(Entries from a dataset of interfaces)
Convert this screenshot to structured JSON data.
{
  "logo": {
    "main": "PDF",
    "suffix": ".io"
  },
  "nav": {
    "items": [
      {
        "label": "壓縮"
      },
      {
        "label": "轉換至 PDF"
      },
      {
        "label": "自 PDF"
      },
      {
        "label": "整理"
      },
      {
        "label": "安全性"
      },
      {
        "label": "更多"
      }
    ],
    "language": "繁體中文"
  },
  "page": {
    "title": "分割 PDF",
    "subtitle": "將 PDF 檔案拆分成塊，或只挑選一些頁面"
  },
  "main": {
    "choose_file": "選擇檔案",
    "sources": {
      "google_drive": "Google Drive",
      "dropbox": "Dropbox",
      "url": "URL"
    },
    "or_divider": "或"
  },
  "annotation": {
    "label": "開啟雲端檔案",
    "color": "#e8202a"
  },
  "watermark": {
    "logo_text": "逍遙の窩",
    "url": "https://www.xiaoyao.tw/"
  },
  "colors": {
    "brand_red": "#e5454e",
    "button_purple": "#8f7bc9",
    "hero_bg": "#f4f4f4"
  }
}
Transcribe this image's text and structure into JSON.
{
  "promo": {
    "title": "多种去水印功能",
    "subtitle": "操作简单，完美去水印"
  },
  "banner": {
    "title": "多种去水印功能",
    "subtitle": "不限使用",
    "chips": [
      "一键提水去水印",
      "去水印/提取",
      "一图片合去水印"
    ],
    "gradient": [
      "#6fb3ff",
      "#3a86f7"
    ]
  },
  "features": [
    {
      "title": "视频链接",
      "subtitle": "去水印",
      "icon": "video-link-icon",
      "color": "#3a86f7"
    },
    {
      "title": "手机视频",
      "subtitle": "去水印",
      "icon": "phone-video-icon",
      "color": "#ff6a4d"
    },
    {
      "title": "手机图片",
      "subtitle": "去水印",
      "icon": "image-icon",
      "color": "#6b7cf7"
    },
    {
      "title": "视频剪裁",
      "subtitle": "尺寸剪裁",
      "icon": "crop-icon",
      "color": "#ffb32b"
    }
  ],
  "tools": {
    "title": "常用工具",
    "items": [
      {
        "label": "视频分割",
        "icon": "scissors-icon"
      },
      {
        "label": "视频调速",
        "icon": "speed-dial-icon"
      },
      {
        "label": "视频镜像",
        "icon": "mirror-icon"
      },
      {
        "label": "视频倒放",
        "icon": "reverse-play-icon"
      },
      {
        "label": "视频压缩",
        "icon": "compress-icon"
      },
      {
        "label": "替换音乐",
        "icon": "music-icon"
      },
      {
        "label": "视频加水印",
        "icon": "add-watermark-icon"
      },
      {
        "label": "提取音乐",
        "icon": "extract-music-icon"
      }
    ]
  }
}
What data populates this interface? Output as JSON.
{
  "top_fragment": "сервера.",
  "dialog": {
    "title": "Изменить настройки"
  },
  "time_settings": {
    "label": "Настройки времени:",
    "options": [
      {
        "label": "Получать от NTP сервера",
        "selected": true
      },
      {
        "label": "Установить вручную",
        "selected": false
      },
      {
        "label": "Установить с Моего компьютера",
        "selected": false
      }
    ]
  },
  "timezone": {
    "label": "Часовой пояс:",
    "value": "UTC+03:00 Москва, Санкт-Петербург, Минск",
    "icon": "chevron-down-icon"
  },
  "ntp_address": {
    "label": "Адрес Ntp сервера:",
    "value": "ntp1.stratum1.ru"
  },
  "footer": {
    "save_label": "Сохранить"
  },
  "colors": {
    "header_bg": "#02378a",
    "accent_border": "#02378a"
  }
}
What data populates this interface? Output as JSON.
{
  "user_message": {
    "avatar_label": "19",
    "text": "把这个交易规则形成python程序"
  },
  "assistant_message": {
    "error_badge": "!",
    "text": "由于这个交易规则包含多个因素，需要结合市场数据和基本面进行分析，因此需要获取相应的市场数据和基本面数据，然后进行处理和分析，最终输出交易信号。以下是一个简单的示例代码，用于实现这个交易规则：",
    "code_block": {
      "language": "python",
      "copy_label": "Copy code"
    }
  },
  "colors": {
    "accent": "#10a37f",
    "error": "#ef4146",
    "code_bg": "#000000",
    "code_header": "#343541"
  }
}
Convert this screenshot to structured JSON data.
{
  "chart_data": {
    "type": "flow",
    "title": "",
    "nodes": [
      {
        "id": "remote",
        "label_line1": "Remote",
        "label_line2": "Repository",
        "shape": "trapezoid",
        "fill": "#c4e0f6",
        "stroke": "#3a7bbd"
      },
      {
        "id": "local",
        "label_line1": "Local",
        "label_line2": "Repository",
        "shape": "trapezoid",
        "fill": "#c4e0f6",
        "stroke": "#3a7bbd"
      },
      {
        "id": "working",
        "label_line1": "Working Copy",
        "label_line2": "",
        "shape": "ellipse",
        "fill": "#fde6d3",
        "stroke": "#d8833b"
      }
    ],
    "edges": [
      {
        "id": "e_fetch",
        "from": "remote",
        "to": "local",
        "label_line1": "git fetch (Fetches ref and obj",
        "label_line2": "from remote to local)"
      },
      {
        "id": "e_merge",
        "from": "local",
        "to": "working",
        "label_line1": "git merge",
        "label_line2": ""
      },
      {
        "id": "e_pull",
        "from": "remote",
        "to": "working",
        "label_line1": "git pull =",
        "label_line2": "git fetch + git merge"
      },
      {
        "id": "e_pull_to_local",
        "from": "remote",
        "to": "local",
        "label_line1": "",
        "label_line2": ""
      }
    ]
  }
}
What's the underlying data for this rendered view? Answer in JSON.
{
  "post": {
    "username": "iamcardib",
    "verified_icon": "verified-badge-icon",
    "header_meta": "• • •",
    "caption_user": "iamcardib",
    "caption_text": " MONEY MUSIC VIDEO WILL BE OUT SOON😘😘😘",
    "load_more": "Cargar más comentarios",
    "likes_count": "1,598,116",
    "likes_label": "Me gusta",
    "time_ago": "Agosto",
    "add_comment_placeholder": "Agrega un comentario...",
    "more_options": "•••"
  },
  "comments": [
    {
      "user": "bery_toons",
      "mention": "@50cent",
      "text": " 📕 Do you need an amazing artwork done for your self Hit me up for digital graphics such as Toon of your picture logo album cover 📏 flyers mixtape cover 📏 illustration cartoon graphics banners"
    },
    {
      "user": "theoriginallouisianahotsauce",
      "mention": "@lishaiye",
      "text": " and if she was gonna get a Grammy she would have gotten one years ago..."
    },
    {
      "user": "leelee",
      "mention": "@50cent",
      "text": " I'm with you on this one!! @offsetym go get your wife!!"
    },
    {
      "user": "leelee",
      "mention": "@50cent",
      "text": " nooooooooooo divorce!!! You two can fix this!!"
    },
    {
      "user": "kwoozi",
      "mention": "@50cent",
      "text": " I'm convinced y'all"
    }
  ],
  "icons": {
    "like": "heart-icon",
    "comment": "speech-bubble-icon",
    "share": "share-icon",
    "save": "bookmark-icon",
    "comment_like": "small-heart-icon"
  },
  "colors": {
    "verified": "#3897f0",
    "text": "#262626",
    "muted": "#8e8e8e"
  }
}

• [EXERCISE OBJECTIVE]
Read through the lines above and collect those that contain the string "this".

• [REPLY]
Convert this screenshot to structured JSON data.
Transcribe this image's text and structure into JSON.
What data populates this interface? Output as JSON.
What data populates this interface? Output as JSON.
Convert this screenshot to structured JSON data.
What's the underlying data for this rendered view? Answer in JSON.
      "text": " I'm with you on this one!! @offsetym go get your wife!!"
      "text": " nooooooooooo divorce!!! You two can fix this!!"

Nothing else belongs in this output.